──────── Record excerpts
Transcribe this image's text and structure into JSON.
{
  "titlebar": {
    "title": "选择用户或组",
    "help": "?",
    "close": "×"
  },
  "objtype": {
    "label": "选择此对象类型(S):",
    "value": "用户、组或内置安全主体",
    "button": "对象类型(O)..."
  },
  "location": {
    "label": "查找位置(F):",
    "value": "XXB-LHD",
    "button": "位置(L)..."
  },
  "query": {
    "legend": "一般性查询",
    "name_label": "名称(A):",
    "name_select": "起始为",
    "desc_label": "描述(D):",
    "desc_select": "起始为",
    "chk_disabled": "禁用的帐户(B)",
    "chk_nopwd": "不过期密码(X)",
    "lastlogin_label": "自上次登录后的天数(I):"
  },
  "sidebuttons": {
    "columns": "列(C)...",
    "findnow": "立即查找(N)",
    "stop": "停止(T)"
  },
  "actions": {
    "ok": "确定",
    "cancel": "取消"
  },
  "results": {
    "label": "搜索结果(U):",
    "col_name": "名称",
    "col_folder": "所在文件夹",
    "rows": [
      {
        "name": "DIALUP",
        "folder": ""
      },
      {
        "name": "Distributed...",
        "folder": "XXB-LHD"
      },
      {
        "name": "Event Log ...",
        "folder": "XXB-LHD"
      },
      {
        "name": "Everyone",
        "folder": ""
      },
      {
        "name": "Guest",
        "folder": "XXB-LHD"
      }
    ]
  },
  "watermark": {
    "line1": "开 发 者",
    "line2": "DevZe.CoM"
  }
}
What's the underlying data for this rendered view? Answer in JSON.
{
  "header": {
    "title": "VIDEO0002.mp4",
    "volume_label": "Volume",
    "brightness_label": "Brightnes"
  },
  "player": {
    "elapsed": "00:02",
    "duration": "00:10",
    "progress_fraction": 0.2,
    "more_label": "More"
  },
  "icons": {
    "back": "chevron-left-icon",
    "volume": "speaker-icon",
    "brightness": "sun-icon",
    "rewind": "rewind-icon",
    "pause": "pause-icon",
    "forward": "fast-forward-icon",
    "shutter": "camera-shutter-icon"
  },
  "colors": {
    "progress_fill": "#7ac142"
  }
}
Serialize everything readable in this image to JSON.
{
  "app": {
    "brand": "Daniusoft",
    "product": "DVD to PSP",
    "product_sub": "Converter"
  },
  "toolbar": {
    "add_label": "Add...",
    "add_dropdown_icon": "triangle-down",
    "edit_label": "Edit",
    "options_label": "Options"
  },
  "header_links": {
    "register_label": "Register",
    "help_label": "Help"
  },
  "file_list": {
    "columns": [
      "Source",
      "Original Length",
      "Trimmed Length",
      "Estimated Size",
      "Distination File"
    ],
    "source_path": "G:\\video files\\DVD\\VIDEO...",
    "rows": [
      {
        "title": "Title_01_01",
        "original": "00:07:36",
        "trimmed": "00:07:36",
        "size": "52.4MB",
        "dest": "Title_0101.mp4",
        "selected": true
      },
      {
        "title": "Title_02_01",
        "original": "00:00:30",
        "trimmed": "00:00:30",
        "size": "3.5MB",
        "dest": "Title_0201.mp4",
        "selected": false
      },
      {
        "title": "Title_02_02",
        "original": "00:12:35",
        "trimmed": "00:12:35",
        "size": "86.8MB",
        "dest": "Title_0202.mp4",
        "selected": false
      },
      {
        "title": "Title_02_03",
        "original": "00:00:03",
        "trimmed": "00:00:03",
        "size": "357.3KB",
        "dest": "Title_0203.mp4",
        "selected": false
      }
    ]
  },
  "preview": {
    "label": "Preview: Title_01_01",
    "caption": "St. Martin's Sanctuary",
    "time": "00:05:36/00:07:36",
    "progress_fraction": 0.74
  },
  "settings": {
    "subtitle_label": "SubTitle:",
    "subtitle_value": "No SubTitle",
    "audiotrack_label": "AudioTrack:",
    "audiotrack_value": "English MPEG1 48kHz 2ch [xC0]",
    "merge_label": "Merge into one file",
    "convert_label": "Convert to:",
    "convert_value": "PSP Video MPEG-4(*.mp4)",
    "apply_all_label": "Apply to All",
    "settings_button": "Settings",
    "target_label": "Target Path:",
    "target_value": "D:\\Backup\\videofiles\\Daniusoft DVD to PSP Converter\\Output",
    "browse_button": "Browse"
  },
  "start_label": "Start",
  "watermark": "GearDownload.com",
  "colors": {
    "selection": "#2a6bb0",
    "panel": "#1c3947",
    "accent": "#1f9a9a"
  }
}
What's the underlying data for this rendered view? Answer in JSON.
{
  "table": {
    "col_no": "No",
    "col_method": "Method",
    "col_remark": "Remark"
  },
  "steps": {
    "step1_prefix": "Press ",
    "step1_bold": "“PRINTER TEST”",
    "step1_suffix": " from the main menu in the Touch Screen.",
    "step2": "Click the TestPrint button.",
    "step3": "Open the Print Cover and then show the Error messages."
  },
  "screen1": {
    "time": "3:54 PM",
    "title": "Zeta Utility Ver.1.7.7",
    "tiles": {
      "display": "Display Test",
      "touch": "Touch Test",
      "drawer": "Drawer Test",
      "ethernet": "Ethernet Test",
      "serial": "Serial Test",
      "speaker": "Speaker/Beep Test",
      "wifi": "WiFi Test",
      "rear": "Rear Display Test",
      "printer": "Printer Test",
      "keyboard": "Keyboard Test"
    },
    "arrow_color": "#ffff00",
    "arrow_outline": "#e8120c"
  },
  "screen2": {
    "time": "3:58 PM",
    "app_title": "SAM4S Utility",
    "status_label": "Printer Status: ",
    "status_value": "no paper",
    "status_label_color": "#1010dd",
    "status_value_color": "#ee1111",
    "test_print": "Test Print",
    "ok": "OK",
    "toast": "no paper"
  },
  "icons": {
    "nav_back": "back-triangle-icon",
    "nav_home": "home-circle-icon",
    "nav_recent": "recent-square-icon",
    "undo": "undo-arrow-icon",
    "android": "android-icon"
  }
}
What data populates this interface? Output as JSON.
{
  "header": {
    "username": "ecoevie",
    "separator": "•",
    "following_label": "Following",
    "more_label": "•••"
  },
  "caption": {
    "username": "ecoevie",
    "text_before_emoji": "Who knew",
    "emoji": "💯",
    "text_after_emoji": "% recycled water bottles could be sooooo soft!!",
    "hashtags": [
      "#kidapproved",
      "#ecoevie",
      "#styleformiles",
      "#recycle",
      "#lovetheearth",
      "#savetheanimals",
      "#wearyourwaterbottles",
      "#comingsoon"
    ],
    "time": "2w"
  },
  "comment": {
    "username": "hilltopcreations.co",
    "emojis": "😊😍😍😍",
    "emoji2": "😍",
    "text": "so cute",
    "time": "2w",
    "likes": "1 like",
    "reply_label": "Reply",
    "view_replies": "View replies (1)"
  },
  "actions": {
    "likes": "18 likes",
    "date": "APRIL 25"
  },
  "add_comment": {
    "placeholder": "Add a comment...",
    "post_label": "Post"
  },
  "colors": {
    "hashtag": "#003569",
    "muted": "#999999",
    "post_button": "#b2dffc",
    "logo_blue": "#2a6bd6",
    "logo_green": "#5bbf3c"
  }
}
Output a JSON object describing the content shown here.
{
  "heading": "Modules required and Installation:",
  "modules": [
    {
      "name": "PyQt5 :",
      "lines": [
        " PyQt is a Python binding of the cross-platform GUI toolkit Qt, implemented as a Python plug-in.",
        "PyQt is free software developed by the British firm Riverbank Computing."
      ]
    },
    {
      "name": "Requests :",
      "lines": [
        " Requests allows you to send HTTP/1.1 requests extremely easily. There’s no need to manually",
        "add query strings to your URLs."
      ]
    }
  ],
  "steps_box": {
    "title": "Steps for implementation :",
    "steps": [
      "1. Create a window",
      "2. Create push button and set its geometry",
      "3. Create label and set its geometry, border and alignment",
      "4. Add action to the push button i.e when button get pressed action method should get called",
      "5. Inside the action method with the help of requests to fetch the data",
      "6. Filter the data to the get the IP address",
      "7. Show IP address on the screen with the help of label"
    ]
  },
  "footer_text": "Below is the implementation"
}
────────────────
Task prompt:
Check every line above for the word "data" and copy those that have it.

Output of the exercise:
What's the underlying data for this rendered view? Answer in JSON.
What's the underlying data for this rendered view? Answer in JSON.
What data populates this interface? Output as JSON.
      "5. Inside the action method with the help of requests to fetch the data",
      "6. Filter the data to the get the IP address",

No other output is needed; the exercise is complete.